Problem: Only the pictures are to be dropped; return all other data below exactly.

Collected data entries:
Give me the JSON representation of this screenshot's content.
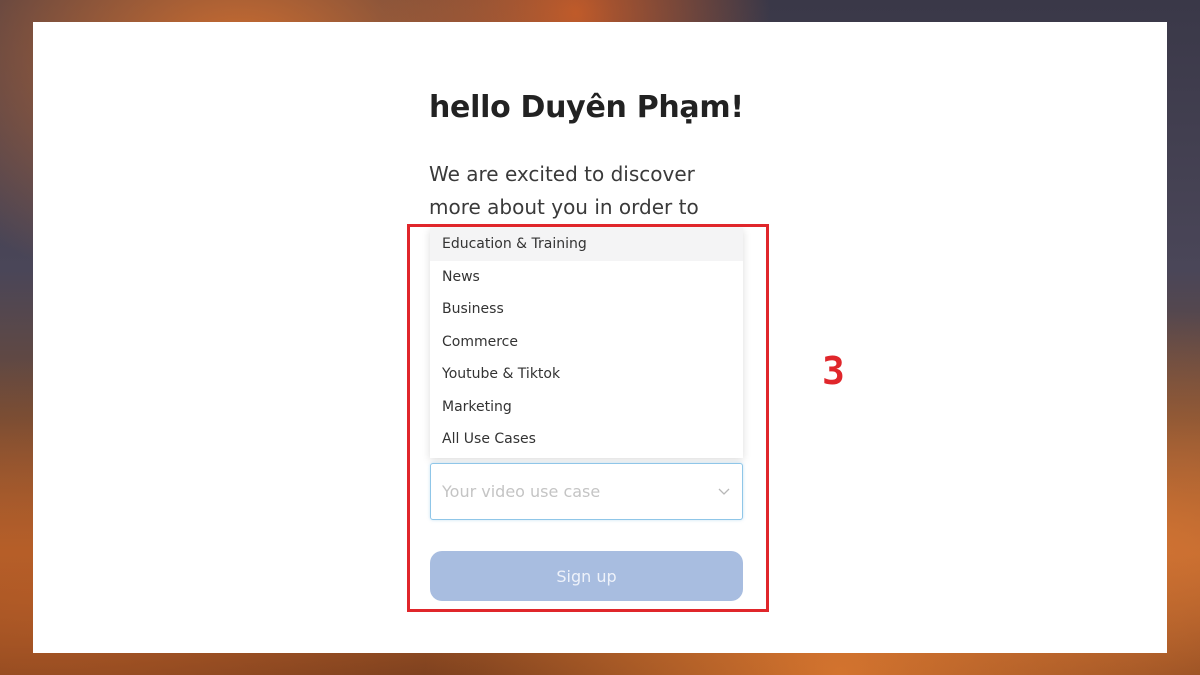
{
  "greeting": "hello Duyên Phạm!",
  "intro": {
    "line1": "We are excited to discover",
    "line2": "more about you in order to"
  },
  "use_case_dropdown": {
    "options": [
      "Education & Training",
      "News",
      "Business",
      "Commerce",
      "Youtube & Tiktok",
      "Marketing",
      "All Use Cases"
    ],
    "placeholder": "Your video use case",
    "icon": "chevron-down-icon"
  },
  "signup_button": {
    "label": "Sign up"
  },
  "annotation": {
    "step_number": "3",
    "color": "#e0262b"
  },
  "colors": {
    "button_bg": "#a8bde0",
    "select_border": "#8fc6e8"
  }
}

Written solution:
Give me the JSON representation of this screenshot's content.
{
  "greeting": "hello Duyên Phạm!",
  "intro": {
    "line1": "We are excited to discover",
    "line2": "more about you in order to"
  },
  "use_case_dropdown": {
    "options": [
      "Education & Training",
      "News",
      "Business",
      "Commerce",
      "Youtube & Tiktok",
      "Marketing",
      "All Use Cases"
    ],
    "placeholder": "Your video use case",
    "icon": "chevron-down-icon"
  },
  "signup_button": {
    "label": "Sign up"
  },
  "annotation": {
    "step_number": "3",
    "color": "#e0262b"
  },
  "colors": {
    "button_bg": "#a8bde0",
    "select_border": "#8fc6e8"
  }
}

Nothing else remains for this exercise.